*** AVAILABLE DATA ***

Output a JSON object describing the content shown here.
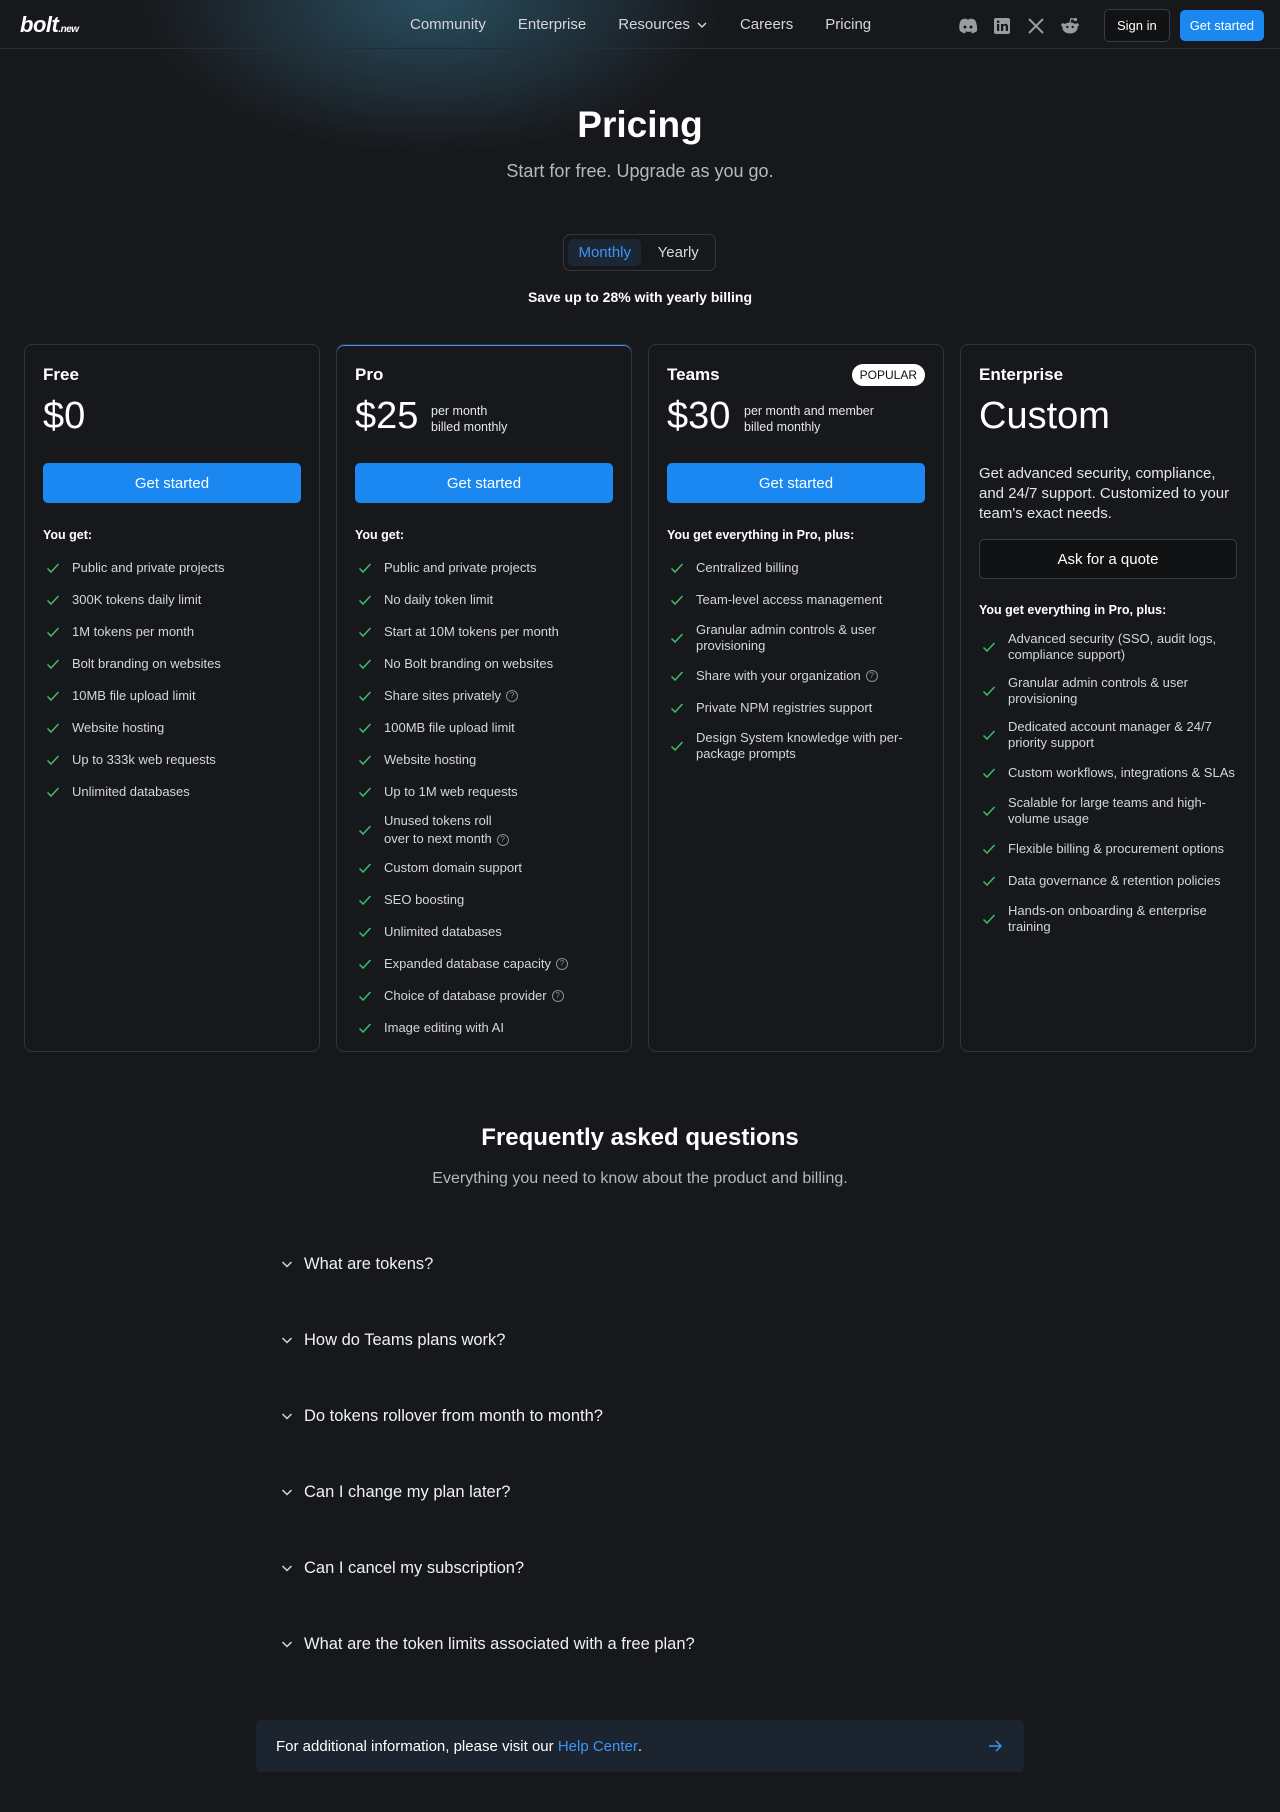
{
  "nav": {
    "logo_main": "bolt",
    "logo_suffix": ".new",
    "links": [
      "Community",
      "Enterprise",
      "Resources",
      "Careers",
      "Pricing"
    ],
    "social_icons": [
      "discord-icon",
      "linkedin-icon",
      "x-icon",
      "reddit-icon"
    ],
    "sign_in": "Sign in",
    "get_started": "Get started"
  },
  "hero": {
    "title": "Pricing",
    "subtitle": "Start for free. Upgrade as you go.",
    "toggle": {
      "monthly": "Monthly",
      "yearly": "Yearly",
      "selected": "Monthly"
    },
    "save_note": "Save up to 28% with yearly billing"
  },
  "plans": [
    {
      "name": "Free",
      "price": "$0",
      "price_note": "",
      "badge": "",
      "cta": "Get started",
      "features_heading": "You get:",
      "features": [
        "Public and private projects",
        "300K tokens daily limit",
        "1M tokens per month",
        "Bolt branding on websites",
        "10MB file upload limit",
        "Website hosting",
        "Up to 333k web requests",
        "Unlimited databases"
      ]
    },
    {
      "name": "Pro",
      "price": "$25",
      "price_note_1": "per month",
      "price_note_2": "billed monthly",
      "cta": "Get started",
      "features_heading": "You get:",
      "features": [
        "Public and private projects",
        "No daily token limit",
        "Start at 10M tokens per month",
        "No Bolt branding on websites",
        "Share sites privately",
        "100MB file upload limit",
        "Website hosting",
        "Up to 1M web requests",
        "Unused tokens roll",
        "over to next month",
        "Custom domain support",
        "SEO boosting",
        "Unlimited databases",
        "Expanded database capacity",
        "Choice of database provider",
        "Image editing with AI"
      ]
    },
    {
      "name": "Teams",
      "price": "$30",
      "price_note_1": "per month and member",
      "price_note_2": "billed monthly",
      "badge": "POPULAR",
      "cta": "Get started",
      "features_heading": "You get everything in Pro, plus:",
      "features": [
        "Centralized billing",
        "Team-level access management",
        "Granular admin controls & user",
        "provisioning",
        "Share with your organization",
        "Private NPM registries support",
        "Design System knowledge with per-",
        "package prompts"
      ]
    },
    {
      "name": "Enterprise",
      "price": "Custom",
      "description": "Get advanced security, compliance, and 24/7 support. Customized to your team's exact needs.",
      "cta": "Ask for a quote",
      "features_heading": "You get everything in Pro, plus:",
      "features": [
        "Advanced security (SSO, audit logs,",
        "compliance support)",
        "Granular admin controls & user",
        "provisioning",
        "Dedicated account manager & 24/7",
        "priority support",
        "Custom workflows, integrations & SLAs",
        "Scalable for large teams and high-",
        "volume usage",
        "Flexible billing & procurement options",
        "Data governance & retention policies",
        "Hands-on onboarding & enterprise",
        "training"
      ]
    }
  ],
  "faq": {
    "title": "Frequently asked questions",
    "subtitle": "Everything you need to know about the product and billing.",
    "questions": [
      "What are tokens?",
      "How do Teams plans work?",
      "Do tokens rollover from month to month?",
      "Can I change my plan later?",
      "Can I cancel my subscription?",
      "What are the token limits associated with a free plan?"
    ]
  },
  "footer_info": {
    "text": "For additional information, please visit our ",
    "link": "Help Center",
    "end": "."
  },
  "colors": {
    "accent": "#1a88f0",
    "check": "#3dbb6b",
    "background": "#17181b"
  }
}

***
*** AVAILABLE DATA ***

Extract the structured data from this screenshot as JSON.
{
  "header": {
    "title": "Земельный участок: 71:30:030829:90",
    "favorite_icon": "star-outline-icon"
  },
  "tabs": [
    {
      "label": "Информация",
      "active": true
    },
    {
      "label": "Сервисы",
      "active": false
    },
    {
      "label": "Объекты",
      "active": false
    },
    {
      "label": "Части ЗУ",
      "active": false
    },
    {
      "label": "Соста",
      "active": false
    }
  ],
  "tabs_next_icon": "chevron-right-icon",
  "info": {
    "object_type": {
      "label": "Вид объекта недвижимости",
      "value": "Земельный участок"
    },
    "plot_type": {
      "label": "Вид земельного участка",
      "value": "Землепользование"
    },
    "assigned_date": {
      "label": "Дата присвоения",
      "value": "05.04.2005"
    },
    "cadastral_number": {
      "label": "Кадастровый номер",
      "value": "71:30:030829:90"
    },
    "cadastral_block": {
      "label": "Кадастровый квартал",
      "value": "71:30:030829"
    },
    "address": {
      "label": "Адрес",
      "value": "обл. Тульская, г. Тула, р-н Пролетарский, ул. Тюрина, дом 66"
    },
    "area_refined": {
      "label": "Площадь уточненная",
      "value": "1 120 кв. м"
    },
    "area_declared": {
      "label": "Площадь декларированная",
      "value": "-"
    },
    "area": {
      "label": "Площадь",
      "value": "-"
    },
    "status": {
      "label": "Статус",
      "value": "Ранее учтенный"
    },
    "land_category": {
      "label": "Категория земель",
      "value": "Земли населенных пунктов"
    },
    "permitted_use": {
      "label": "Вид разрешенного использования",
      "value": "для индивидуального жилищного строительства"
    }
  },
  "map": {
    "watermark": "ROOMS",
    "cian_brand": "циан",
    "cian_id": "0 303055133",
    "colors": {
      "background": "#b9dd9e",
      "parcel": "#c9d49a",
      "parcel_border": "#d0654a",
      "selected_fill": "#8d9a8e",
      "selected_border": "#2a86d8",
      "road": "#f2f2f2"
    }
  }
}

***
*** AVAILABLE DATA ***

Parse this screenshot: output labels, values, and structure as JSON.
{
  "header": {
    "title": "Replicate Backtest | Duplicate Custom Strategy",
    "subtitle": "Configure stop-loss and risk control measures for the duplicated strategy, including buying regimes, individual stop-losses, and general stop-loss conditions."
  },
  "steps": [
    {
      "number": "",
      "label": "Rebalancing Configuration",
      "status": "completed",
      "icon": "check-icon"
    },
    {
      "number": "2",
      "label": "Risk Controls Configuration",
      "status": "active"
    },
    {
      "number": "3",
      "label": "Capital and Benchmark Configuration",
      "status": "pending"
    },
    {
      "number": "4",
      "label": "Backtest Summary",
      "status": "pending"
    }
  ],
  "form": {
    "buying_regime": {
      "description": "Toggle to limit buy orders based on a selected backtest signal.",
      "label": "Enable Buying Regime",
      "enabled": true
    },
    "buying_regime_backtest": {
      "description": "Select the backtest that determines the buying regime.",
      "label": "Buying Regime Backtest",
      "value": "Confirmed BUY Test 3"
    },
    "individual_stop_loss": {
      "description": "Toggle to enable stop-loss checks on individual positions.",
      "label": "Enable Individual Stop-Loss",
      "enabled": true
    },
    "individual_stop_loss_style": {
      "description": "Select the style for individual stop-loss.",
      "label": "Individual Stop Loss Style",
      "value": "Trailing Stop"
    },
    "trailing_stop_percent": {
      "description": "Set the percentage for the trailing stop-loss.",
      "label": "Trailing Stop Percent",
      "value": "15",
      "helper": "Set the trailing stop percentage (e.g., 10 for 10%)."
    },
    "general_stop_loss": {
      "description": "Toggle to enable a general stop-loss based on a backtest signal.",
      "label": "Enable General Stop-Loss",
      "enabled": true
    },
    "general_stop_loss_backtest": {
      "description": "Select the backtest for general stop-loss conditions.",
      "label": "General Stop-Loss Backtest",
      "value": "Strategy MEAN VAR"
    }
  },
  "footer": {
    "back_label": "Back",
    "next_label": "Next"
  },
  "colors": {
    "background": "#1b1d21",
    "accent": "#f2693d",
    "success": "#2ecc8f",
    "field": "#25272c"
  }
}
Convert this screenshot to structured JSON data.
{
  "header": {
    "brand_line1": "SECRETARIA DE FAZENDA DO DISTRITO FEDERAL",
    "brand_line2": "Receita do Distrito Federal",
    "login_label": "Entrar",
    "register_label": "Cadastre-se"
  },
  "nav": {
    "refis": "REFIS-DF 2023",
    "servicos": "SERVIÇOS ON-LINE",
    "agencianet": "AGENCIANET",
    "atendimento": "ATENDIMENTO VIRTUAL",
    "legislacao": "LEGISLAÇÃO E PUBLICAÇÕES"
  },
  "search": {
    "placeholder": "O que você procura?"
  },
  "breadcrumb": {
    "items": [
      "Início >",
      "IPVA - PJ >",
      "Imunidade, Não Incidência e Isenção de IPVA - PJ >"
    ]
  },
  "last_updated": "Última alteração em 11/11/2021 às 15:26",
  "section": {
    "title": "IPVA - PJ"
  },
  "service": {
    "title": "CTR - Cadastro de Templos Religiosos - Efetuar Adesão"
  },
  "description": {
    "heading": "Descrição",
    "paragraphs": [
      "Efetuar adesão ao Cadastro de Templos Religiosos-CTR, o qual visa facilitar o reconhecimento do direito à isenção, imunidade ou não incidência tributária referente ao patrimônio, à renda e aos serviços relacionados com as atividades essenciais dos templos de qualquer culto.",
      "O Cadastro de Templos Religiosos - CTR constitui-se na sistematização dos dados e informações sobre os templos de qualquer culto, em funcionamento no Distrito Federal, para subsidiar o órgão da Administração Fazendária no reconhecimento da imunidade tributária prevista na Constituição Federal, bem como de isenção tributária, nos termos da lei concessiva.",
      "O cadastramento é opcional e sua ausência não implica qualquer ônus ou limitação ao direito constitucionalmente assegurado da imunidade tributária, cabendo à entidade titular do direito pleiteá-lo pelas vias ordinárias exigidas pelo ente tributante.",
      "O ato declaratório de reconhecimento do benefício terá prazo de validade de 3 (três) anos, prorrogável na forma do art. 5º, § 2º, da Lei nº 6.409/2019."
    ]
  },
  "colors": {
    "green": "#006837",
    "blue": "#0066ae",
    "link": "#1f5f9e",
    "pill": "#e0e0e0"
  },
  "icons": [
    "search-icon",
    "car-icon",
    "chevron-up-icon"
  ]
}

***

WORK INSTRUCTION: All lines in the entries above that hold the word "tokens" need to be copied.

EXERCISE OUTPUT:
        "300K tokens daily limit",
        "1M tokens per month",
        "Start at 10M tokens per month",
        "Unused tokens roll",
      "What are tokens?",
      "Do tokens rollover from month to month?",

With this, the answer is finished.